YOUR GOAL >>
Given the listing below, output exactly the line containing "Give me the" and every line after it through the end.

*** Opening of DATASET ***

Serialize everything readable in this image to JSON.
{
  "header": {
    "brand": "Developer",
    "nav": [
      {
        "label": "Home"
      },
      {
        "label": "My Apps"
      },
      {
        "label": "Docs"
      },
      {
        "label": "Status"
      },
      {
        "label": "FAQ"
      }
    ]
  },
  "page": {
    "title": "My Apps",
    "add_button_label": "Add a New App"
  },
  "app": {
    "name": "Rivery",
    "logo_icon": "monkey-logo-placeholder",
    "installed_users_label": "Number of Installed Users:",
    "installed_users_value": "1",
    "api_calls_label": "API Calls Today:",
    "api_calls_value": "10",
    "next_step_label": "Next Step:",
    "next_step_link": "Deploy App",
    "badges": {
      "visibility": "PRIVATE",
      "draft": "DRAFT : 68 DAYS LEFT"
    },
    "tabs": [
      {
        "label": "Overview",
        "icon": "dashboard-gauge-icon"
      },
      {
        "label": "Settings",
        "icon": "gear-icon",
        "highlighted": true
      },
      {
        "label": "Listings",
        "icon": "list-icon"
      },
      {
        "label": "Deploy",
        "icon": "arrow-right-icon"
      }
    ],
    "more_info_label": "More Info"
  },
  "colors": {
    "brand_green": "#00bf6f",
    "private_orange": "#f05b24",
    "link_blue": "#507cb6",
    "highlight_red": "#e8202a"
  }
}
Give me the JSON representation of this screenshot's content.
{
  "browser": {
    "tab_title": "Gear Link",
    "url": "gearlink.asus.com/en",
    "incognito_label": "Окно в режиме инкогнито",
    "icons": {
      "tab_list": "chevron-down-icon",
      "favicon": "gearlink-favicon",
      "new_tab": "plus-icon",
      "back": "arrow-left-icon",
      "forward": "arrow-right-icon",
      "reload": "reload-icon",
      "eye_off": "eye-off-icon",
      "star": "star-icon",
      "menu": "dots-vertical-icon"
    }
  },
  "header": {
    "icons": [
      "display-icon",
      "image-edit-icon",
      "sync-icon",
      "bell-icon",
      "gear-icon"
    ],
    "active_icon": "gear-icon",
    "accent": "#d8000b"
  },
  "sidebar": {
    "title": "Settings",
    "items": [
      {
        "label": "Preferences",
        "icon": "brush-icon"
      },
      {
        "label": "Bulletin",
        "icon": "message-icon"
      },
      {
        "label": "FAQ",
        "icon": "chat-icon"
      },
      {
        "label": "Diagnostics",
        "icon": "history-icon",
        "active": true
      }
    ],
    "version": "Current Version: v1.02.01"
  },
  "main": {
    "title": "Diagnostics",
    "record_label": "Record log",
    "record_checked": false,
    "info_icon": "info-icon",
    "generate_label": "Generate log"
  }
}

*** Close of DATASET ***

RESPONSE >>
Give me the JSON representation of this screenshot's content.
{
  "browser": {
    "tab_title": "Gear Link",
    "url": "gearlink.asus.com/en",
    "incognito_label": "Окно в режиме инкогнито",
    "icons": {
      "tab_list": "chevron-down-icon",
      "favicon": "gearlink-favicon",
      "new_tab": "plus-icon",
      "back": "arrow-left-icon",
      "forward": "arrow-right-icon",
      "reload": "reload-icon",
      "eye_off": "eye-off-icon",
      "star": "star-icon",
      "menu": "dots-vertical-icon"
    }
  },
  "header": {
    "icons": [
      "display-icon",
      "image-edit-icon",
      "sync-icon",
      "bell-icon",
      "gear-icon"
    ],
    "active_icon": "gear-icon",
    "accent": "#d8000b"
  },
  "sidebar": {
    "title": "Settings",
    "items": [
      {
        "label": "Preferences",
        "icon": "brush-icon"
      },
      {
        "label": "Bulletin",
        "icon": "message-icon"
      },
      {
        "label": "FAQ",
        "icon": "chat-icon"
      },
      {
        "label": "Diagnostics",
        "icon": "history-icon",
        "active": true
      }
    ],
    "version": "Current Version: v1.02.01"
  },
  "main": {
    "title": "Diagnostics",
    "record_label": "Record log",
    "record_checked": false,
    "info_icon": "info-icon",
    "generate_label": "Generate log"
  }
}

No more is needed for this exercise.